UNICEF and the Regional Buddhist Leadership Initiative Sangha Metta
Through its Regional Buddhist Leadership Initiative Sangha Metta (‘compassionate monks’), UNICEF has worked with governments and Buddhist leadership on HIV and AIDS prevention and care efforts in Bhutan, Cambodia, China, Lao People’s Democratic Republic, Mongolia, Myanmar, Thailand and Viet Nam. Specific programmes vary from country to country and include prevention programmes with young people, spiritual counselling and healing, community education in temples and supporting vulnerable families and children affected by HIV and AIDS. UNICEF supported a process in which Buddhist leaders developed a training approach that related key learning about HIV responses with their own religious beliefs about the Four Noble Truths. This approach was central to mobilizing the wider Buddhist leadership to engage with this initiative.
UNAIDS, UNICEF and Religions for Peace
UNICEF, together with UNAIDS and Religions for Peace, produced a guide for religious leaders from various faith communities on how to use their influence, moral leadership and resources to support children affected by HIV and AIDS.
In 2007 UNICEF Iran and religious academics from Imam Sadeq University addressed practical challenges for children's rights and well-being in a book: What Can We, Religious Leaders, Do in Response to HIV/AIDS?, providing recommendations based on Quranic and Shia religious references. The following year the text was distributed among leading national religious organizations. High-level advocacy events for selected key religious leaders raised their awareness concerning the fight against HIV and AIDS.
In 2009 UNICEF Chad’s advocacy with civil society organizations such as the Alliance of Religious Bodies against HIV/AIDS and other Pandemics helped create a think-tank and action unit that included a formal commitment by religious leaders to actively address HIV and AIDS as well as education, child protection and child survival and development.
In Nicaragua in 2010 UNICEF partnered with the Theological and Social Research Centre and Acción Medica Cristiana to promote theological-pastoral reflection on the HIV epidemic. This has succeeded in mobilizing churches, mainly on the Caribbean Coast, regarding the rights of people living with HIV. Prominent Nicaraguan theologians produced a book on the theological foundation for church participation in the national response to the epidemic.

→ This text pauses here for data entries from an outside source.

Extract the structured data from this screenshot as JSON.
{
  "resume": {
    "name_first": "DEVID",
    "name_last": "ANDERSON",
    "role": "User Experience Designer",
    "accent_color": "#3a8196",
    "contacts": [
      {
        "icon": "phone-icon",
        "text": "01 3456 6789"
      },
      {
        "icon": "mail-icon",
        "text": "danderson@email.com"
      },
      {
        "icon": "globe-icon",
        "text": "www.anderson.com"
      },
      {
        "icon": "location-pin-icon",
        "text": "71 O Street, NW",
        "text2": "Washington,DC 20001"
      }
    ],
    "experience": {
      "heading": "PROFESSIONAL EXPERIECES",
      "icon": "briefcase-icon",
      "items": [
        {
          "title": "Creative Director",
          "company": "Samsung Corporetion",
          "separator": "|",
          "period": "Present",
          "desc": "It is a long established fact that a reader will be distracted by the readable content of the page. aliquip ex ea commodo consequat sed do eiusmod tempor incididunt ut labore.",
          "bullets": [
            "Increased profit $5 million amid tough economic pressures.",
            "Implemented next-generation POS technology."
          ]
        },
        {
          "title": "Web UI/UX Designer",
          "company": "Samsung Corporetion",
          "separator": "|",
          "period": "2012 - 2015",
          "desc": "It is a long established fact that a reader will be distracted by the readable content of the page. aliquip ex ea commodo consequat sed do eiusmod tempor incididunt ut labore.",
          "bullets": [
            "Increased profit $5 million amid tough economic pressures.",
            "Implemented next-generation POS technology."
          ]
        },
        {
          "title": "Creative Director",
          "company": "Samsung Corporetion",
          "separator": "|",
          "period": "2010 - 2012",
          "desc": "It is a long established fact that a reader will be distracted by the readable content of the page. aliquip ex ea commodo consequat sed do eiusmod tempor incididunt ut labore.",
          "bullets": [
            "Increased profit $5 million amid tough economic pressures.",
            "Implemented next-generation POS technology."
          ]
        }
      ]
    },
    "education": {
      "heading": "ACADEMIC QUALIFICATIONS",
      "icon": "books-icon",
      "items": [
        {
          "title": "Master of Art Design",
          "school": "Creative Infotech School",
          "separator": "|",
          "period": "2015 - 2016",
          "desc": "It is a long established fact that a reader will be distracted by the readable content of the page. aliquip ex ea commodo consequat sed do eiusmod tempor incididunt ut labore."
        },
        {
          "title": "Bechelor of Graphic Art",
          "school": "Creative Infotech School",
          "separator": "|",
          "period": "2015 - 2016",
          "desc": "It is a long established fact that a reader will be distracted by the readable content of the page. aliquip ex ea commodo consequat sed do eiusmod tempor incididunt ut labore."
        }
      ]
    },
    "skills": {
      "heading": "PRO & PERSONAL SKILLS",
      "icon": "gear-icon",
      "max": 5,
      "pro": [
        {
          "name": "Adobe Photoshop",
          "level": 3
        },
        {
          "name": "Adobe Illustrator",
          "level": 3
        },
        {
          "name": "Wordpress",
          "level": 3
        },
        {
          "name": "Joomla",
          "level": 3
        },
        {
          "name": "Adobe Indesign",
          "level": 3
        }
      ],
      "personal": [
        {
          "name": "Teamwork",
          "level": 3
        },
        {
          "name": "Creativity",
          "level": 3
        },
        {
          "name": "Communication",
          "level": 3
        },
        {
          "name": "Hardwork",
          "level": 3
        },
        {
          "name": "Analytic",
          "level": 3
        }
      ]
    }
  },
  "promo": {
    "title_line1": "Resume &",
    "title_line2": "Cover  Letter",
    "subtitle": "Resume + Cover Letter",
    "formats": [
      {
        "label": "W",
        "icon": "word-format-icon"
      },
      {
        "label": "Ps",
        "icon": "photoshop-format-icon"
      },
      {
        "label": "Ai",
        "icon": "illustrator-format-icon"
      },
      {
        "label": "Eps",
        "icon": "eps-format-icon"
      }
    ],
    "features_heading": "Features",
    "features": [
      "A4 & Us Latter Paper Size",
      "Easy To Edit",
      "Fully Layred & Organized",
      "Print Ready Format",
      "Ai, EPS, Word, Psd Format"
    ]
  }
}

Educators from 10 biblical institutes and religious leaders from 200 churches have been trained on the theological approach to the HIV epidemic.
Namibia: Reaching the unreached through church networks
Namibia is one of the countries most highly affected by HIV and AIDS, and in a context of food insecurity and high levels of poverty it has an increasing number of orphans and vulnerable children. The Church Alliance for Orphans (CAFO) was established in 2002 with start-up funding from UNICEF and the Ford Foundation as an interfaith networking organization to provide these children with care and support.
CAFO was established under the auspices of the Council of Churches in Namibia and has an ecumenical approach that builds on the widespread influence of the country's churches. It has strengthened the capacity of religious communities to rally their members to provide protection, care and support for vulnerable children.
By 2010 CAFO was distributing and administering grants to the value of US$600,000 annually to over 539 congregations that joined the alliance. In return they received training and technical assistance to equip them to manage projects and monitor and report on results. Over 20,000 vulnerable children benefited from support channelled through local congregations.
CAFO has continued to play a valuable advocacy role, linking communities through churches to service providers including civil society and government, and has been central to policy debates. As a member of the Cabinet-mandated Orphans and Vulnerable Children Permanent Task Force, CAFO has been involved in developing standards for service delivery as well as national related policies, plans and legislation. A high profile ‘Walk for Children‘ raised awareness of the situation of vulnerable children.
Through its community-based grants, training and projects, linked to civil society and government partners, CAFO demonstrates how religious communities can meaningfully fulfil their obligations to reach vulnerable children.